Required work: Return every line of the entries that includes the word "title".

Given records:
########
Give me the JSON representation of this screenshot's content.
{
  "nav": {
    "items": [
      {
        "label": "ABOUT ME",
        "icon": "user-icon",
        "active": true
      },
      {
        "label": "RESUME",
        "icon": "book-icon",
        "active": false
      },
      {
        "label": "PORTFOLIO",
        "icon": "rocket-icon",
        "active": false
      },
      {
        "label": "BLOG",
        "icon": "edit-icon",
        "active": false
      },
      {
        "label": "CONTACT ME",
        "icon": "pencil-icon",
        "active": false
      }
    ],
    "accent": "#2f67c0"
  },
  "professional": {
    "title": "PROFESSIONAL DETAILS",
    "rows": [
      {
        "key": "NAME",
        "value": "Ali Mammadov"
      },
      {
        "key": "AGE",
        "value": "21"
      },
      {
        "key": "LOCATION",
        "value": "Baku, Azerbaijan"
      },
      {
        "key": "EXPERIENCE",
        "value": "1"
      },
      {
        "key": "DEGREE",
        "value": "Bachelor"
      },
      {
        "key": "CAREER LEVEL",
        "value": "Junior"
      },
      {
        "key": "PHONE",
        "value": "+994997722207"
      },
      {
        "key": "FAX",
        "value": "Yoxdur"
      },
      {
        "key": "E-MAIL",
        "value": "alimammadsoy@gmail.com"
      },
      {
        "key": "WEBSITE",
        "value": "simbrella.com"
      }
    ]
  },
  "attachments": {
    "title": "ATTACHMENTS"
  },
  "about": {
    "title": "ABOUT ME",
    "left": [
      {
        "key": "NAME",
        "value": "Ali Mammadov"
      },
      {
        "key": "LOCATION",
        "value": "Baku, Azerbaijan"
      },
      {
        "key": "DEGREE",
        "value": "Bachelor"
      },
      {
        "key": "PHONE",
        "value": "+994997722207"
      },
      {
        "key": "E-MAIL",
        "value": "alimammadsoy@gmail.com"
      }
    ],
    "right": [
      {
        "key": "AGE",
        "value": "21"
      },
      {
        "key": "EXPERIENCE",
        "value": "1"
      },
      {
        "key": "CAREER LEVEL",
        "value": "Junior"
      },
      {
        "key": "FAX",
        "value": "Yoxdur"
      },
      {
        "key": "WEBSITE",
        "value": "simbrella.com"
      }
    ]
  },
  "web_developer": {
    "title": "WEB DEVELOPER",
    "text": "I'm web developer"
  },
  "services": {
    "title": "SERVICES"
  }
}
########
Output of the task:
    "title": "PROFESSIONAL DETAILS",
    "title": "ATTACHMENTS"
    "title": "ABOUT ME",
    "title": "WEB DEVELOPER",
    "title": "SERVICES"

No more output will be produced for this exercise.